Breakfast came next. My husband Jeremy made a towering stack of pancakes in homage to Grandpa Kelly while I contributed omelets. The gift unwrapping resumed after the children finished eating but at a moderate pace. Our children lingered on the dearest prizes. My oldest had asked Santa for a doll her age, and he brought her a beauty whom we named Kim. My youngest stationed himself at the base of the tree with a set of floor tom toms from Absolute Music while my daughter set about brushing her doll’s hair. Further along in the unwrapping, we opened the African stone collecting game mancala which my daughter and I had first learned to play at the Yellow Springs Community Library, 415 Xenia Ave. We played a quick game with her triumphing. Our youngest took his turn counting the game pieces (“ONE, TOOTH, THUR, FOUR”) as our daughter turned to her princess palace—a lego set from Blokhedz, 136 Dayton Street. The two of them were in no rush to open everything—something my husband marveled at—but enjoyed each gift in its own time.
As midday approached I got ambitious and ventured to Tom’s Market, 242 Xenia Avenue, for a grocery run. We have many blessings in this community, and I am particularly grateful to the service we receive at Tom’s. Christmas day, the market was open from 9am until 1pm. I arrived at 11:45am in enough time to enjoy a slice of coffee cake and morning fellowship. Tom’s was busy when I arrived; the cash registers ringing as I left. The most popular items were cheese and crackers. I came for onions myself to add in and around a 3 pound chicken for Christmas dinner.

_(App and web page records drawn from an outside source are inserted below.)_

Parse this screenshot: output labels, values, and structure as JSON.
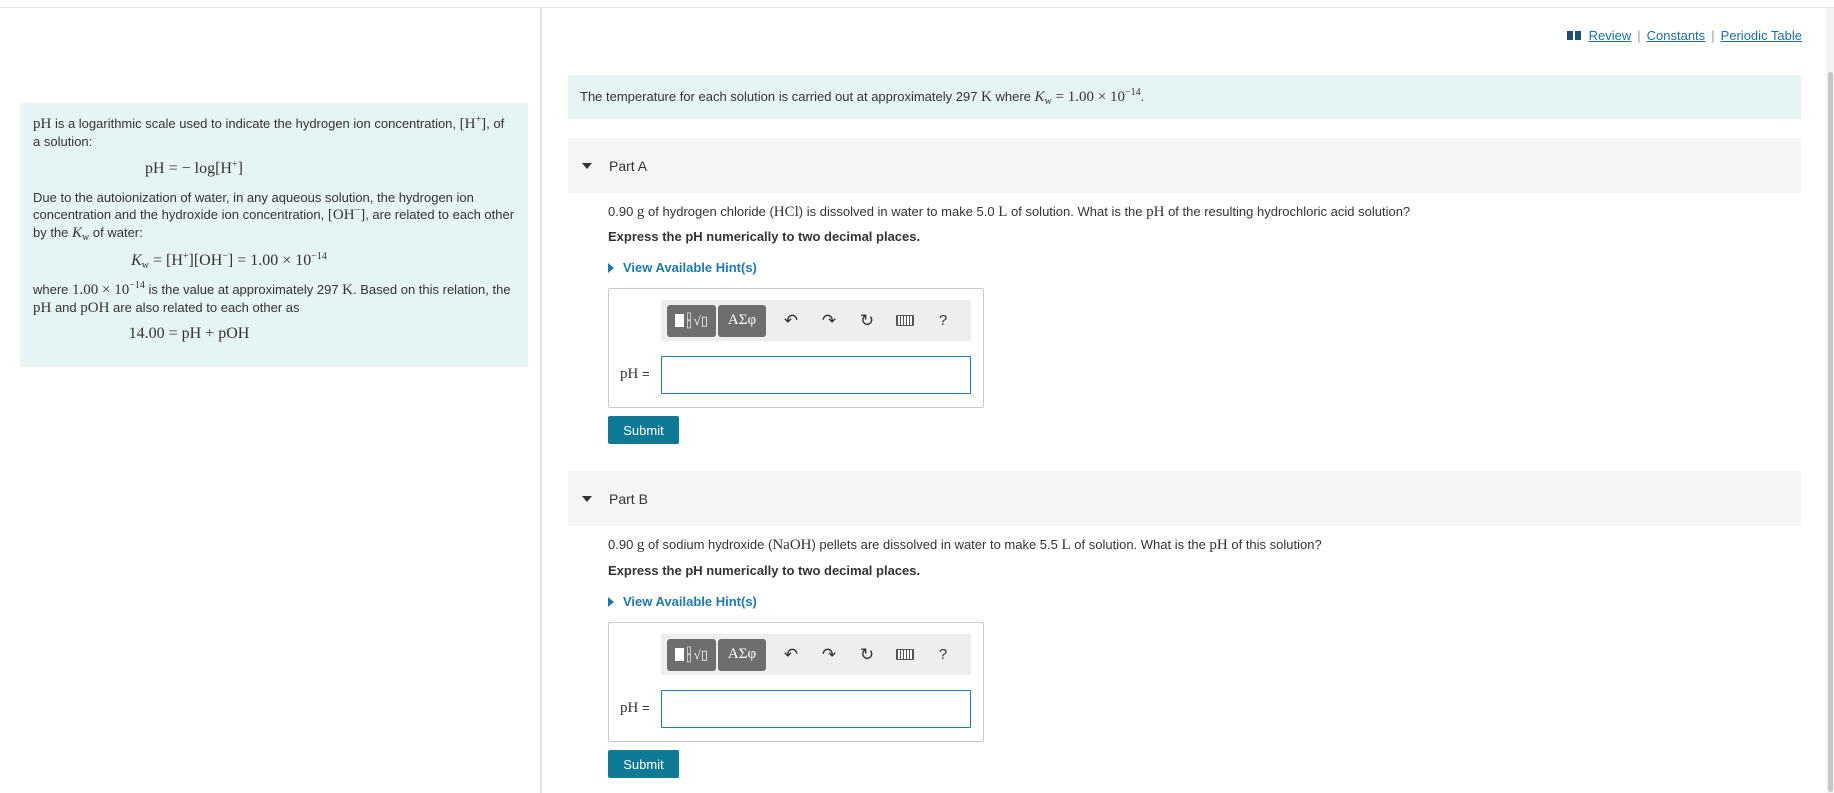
{
  "top_links": {
    "review": "Review",
    "separator": "|",
    "constants": "Constants",
    "periodic_table": "Periodic Table"
  },
  "intro": {
    "p1_mid": " is a logarithmic scale used to indicate the hydrogen ion concentration, ",
    "p1_end": ", of a solution:",
    "p2_a": "Due to the autoionization of water, in any aqueous solution, the hydrogen ion concentration and the hydroxide ion concentration, ",
    "p2_b": ", are related to each other by the ",
    "p2_c": " of water:",
    "p3_a": "where ",
    "p3_b": " is the value at approximately 297 ",
    "p3_c": ". Based on this relation, the ",
    "p3_d": " and ",
    "p3_e": " are also related to each other as"
  },
  "context": {
    "text_a": "The temperature for each solution is carried out at approximately 297 ",
    "text_b": " where "
  },
  "parts": [
    {
      "title": "Part A",
      "question_a": "0.90 ",
      "question_b": " of hydrogen chloride (",
      "question_c": ") is dissolved in water to make 5.0 ",
      "question_d": "  of solution. What is the ",
      "question_e": " of the resulting hydrochloric acid solution?",
      "instruction": "Express the pH numerically to two decimal places.",
      "hint_link": "View Available Hint(s)",
      "answer_label": "pH",
      "answer_value": "",
      "submit": "Submit"
    },
    {
      "title": "Part B",
      "question_a": "0.90 ",
      "question_b": " of sodium hydroxide (",
      "question_c": ") pellets are dissolved in water to make 5.5 ",
      "question_d": " of solution. What is the ",
      "question_e": " of this solution?",
      "instruction": "Express the pH numerically to two decimal places.",
      "hint_link": "View Available Hint(s)",
      "answer_label": "pH",
      "answer_value": "",
      "submit": "Submit"
    }
  ],
  "toolbar": {
    "templates_icon": "templates-icon",
    "symbols_label": "ΑΣφ",
    "undo_icon": "undo-icon",
    "redo_icon": "redo-icon",
    "reset_icon": "reset-icon",
    "keyboard_icon": "keyboard-icon",
    "help_label": "?"
  },
  "colors": {
    "info_panel_bg": "#e5f5f4",
    "link": "#1a7bae",
    "submit_bg": "#0f7a96",
    "part_header_bg": "#f5f5f5"
  }
}
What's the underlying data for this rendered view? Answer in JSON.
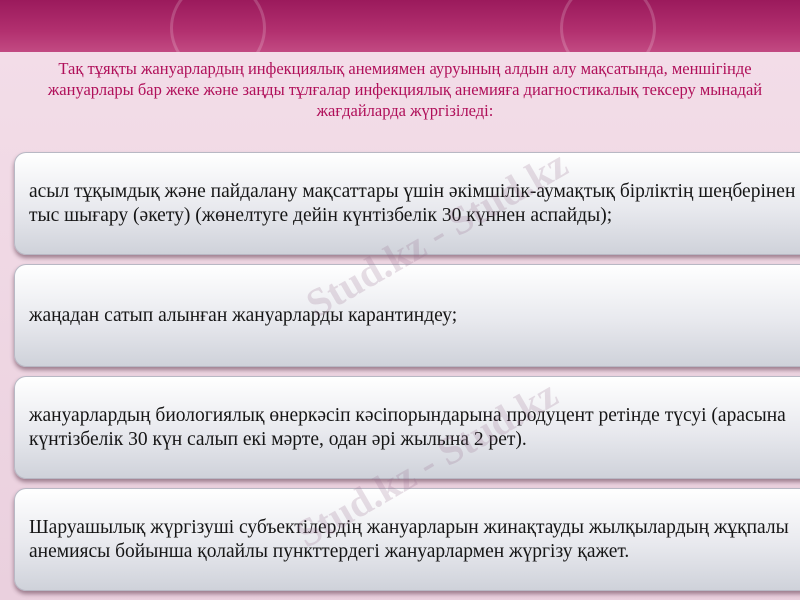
{
  "header": {
    "text": "Тақ тұяқты жануарлардың инфекциялық анемиямен ауруының алдын алу мақсатында, меншігінде жануарлары бар жеке және заңды тұлғалар инфекциялық анемияға диагностикалық тексеру мынадай жағдайларда жүргізіледі:"
  },
  "items": [
    "асыл тұқымдық және пайдалану мақсаттары үшін әкімшілік-аумақтық бірліктің шеңберінен тыс шығару (әкету) (жөнелтуге дейін күнтізбелік 30 күннен аспайды);",
    "жаңадан сатып алынған жануарларды карантиндеу;",
    "жануарлардың биологиялық өнеркәсіп кәсіпорындарына продуцент ретінде түсуі (арасына күнтізбелік 30 күн салып екі мәрте, одан әрі жылына 2 рет).",
    "Шаруашылық жүргізуші субъектілердің жануарларын жинақтауды жылқылардың жұқпалы анемиясы бойынша қолайлы пункттердегі жануарлармен жүргізу қажет."
  ],
  "watermark": "Stud.kz - Stud.kz"
}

This Christmas day did not include a gift exchange with the cousins; that happy event had happened earlier in the week. The Saturday before, we had met with my husband’s family at a beautiful Italianate in Breese, IL, Beyond the Garden Gate. Assembled in the upstairs banquet hall, we enjoyed a lunch of soup and sandwiches. The adults of the family had conspired nicely; the childrens’ unguarded delight in their gifts was a sure indication.
A set of legos and a monopoly game from us proved huge hits, and my kids were ready to try out their new sleeping bags right away. My daughter gasped at the hair bobs that her aunt made for her, beautiful flower bows and headbands made of felt and silk. Our son received a toy drum kit that he entertained us on for the remaining duration of the party.
Music is alway a great and lasting gift. Besides the two sets of drums, Santa also brought us a ukulele—the kind you might find in Rita Caz, 224 Xenia Ave. The miniature guitar was the only thing that our youngest liked better than his drum sticks. Christmas evening, he stood on the couch strumming and singing “The Wheels on the Bus”. Imagine a blond 3ft Elvis in blue gingham and you have his stance about right…complete with smirk.
Later, my little Elvis helped me with the cooking. We piled the vegetables about our little chicken from Morning Sun Organic Farm, mixed in a Florida orange sent from my father, and drizzled them with pumpkin seeds and a fine Riesling from the Winds Wine Cellar. Having learned my lesson from Thanksgiving, I cooked the festive bird at a more moderate 375 degrees, and both the bird and the vegetables came out tender and juicy.
We ended our evening with a movie and video chats with my family from all corners…Florida, Colorado, and New York. I miss being with my parents and siblings, but Christmas with all its traditions and memories keeps them close. My dearest memories from this year are the delight I witnessed in my young ones and their talent for serene—if not quiet—enjoyment.